In the long run, global shipping underpins the functioning of the world economy and will continue adapting to serve evolving trade flows. But near-term constraints, shifts in consumer demand, and disruptions like COVID-19 impacts in China will test the industry’s resilience. Addressing the labor crisis, smoothing supply/demand imbalances, and leveraging technology will pave the way for shipping companies.
The turmoil of recent years has laid bare the vulnerabilities hidden within complex global supply chains.
As pressures persist, shippers and carriers will emphasize building adaptability and flexibility into their operations and partnering more strategically across the ecosystem. The future will reward those who innovate smartly and collaborate seamlessly to turn shipping challenges into opportunities.
In summary, the global shipping industry is challenging but pivotal. While navigating substantial headwinds like rising fuel costs, equipment shortages, and port congestion, technological advances and process improvements are unlocking new efficiencies.
As economic recovery continues fluctuating amid geopolitical tensions and pandemic aftershocks, building resilience across links in the supply chain will separate the winners from the rest.
The shipping companies and logistics providers that can adapt nimbly, cooperate across the chain, apply innovations at scale, and satisfy customer demands during this turbulent period will gain a competitive advantage.
The industry can remake antiquated processes and infrastructure with the future in mind. Shipping forms the backbone of the global economy. Keeping goods flowing smoothly and sustainably is imperative. Though the path may remain rocky, the shipping industry helps chart the course for world trade.
A1 Auto Transport is a shipping company with decades of experience carrying goods to every corner of the globe. We have shipped goods during good economic times and bad, meaning we know what's needed to deliver your goods on time and in one piece.

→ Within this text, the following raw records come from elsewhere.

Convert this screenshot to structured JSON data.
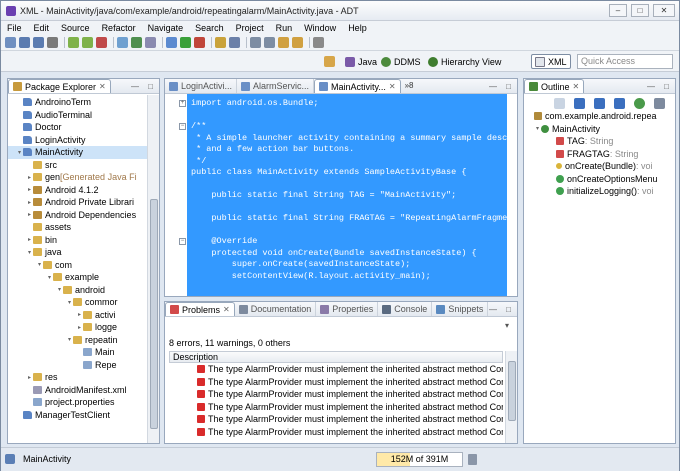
{
  "window": {
    "title": "XML - MainActivity/java/com/example/android/repeatingalarm/MainActivity.java - ADT",
    "buttons": {
      "minimize": "–",
      "maximize": "□",
      "close": "✕"
    }
  },
  "menu": [
    "File",
    "Edit",
    "Source",
    "Refactor",
    "Navigate",
    "Search",
    "Project",
    "Run",
    "Window",
    "Help"
  ],
  "perspectives": [
    {
      "label": "Java",
      "active": false
    },
    {
      "label": "DDMS",
      "active": false
    },
    {
      "label": "Hierarchy View",
      "active": false
    },
    {
      "label": "XML",
      "active": true
    }
  ],
  "quick_access": {
    "placeholder": "Quick Access"
  },
  "package_explorer": {
    "tab": "Package Explorer",
    "items": [
      {
        "label": "AndroinoTerm",
        "depth": 0,
        "twisty": "",
        "icon": "project"
      },
      {
        "label": "AudioTerminal",
        "depth": 0,
        "twisty": "",
        "icon": "project"
      },
      {
        "label": "Doctor",
        "depth": 0,
        "twisty": "",
        "icon": "project"
      },
      {
        "label": "LoginActivity",
        "depth": 0,
        "twisty": "",
        "icon": "project"
      },
      {
        "label": "MainActivity",
        "depth": 0,
        "twisty": "▾",
        "icon": "project",
        "selected": true
      },
      {
        "label": "src",
        "depth": 1,
        "twisty": "",
        "icon": "folder"
      },
      {
        "label": "gen",
        "suffix": " [Generated Java Fi",
        "depth": 1,
        "twisty": "▸",
        "icon": "folder"
      },
      {
        "label": "Android 4.1.2",
        "depth": 1,
        "twisty": "▸",
        "icon": "lib"
      },
      {
        "label": "Android Private Librari",
        "depth": 1,
        "twisty": "▸",
        "icon": "lib"
      },
      {
        "label": "Android Dependencies",
        "depth": 1,
        "twisty": "▸",
        "icon": "lib"
      },
      {
        "label": "assets",
        "depth": 1,
        "twisty": "",
        "icon": "folder"
      },
      {
        "label": "bin",
        "depth": 1,
        "twisty": "▸",
        "icon": "folder"
      },
      {
        "label": "java",
        "depth": 1,
        "twisty": "▾",
        "icon": "folder"
      },
      {
        "label": "com",
        "depth": 2,
        "twisty": "▾",
        "icon": "folder"
      },
      {
        "label": "example",
        "depth": 3,
        "twisty": "▾",
        "icon": "folder"
      },
      {
        "label": "android",
        "depth": 4,
        "twisty": "▾",
        "icon": "folder"
      },
      {
        "label": "commor",
        "depth": 5,
        "twisty": "▾",
        "icon": "folder"
      },
      {
        "label": "activi",
        "depth": 6,
        "twisty": "▸",
        "icon": "folder"
      },
      {
        "label": "logge",
        "depth": 6,
        "twisty": "▸",
        "icon": "folder"
      },
      {
        "label": "repeatin",
        "depth": 5,
        "twisty": "▾",
        "icon": "folder"
      },
      {
        "label": "Main",
        "depth": 6,
        "twisty": "",
        "icon": "file"
      },
      {
        "label": "Repe",
        "depth": 6,
        "twisty": "",
        "icon": "file"
      },
      {
        "label": "res",
        "depth": 1,
        "twisty": "▸",
        "icon": "folder"
      },
      {
        "label": "AndroidManifest.xml",
        "depth": 1,
        "twisty": "",
        "icon": "xml"
      },
      {
        "label": "project.properties",
        "depth": 1,
        "twisty": "",
        "icon": "file"
      },
      {
        "label": "ManagerTestClient",
        "depth": 0,
        "twisty": "",
        "icon": "project"
      }
    ]
  },
  "editor": {
    "tabs": [
      {
        "label": "LoginActivi...",
        "active": false
      },
      {
        "label": "AlarmServic...",
        "active": false
      },
      {
        "label": "MainActivity...",
        "active": true
      }
    ],
    "overflow": "»8",
    "lines": [
      {
        "text": "import android.os.Bundle;",
        "fold": "+"
      },
      {
        "text": "",
        "fold": ""
      },
      {
        "text": "/**",
        "fold": "−"
      },
      {
        "text": " * A simple launcher activity containing a summary sample desc",
        "fold": ""
      },
      {
        "text": " * and a few action bar buttons.",
        "fold": ""
      },
      {
        "text": " */",
        "fold": ""
      },
      {
        "text": "public class MainActivity extends SampleActivityBase {",
        "fold": ""
      },
      {
        "text": "",
        "fold": ""
      },
      {
        "text": "    public static final String TAG = \"MainActivity\";",
        "fold": ""
      },
      {
        "text": "",
        "fold": ""
      },
      {
        "text": "    public static final String FRAGTAG = \"RepeatingAlarmFragme",
        "fold": ""
      },
      {
        "text": "",
        "fold": ""
      },
      {
        "text": "    @Override",
        "fold": "−"
      },
      {
        "text": "    protected void onCreate(Bundle savedInstanceState) {",
        "fold": ""
      },
      {
        "text": "        super.onCreate(savedInstanceState);",
        "fold": ""
      },
      {
        "text": "        setContentView(R.layout.activity_main);",
        "fold": ""
      }
    ]
  },
  "outline": {
    "tab": "Outline",
    "items": [
      {
        "label": "com.example.android.repea",
        "depth": 0,
        "twisty": "",
        "icon": "package"
      },
      {
        "label": "MainActivity",
        "depth": 0,
        "twisty": "▾",
        "icon": "class"
      },
      {
        "label": "TAG",
        "type": " : String",
        "depth": 1,
        "icon": "field"
      },
      {
        "label": "FRAGTAG",
        "type": " : String",
        "depth": 1,
        "icon": "field"
      },
      {
        "label": "onCreate(Bundle)",
        "type": " : voi",
        "depth": 1,
        "icon": "method-protected"
      },
      {
        "label": "onCreateOptionsMenu",
        "type": "",
        "depth": 1,
        "icon": "method"
      },
      {
        "label": "initializeLogging()",
        "type": " : voi",
        "depth": 1,
        "icon": "method"
      }
    ]
  },
  "bottom": {
    "tabs": [
      {
        "label": "Problems",
        "active": true
      },
      {
        "label": "Documentation",
        "active": false
      },
      {
        "label": "Properties",
        "active": false
      },
      {
        "label": "Console",
        "active": false
      },
      {
        "label": "Snippets",
        "active": false
      }
    ],
    "summary": "8 errors, 11 warnings, 0 others",
    "column": "Description",
    "rows": [
      "The type AlarmProvider must implement the inherited abstract method Conte",
      "The type AlarmProvider must implement the inherited abstract method Conte",
      "The type AlarmProvider must implement the inherited abstract method Conte",
      "The type AlarmProvider must implement the inherited abstract method Conte",
      "The type AlarmProvider must implement the inherited abstract method Conte",
      "The type AlarmProvider must implement the inherited abstract method Conte"
    ]
  },
  "status": {
    "selection": "MainActivity",
    "heap": "152M of 391M",
    "heap_used_fraction": 0.39
  },
  "colors": {
    "selection_blue": "#3399ff",
    "tree_selection": "#cde3f8",
    "error_red": "#d92b2b"
  }
}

Trust A1 Auto Transport for your next shipment and get a free quote.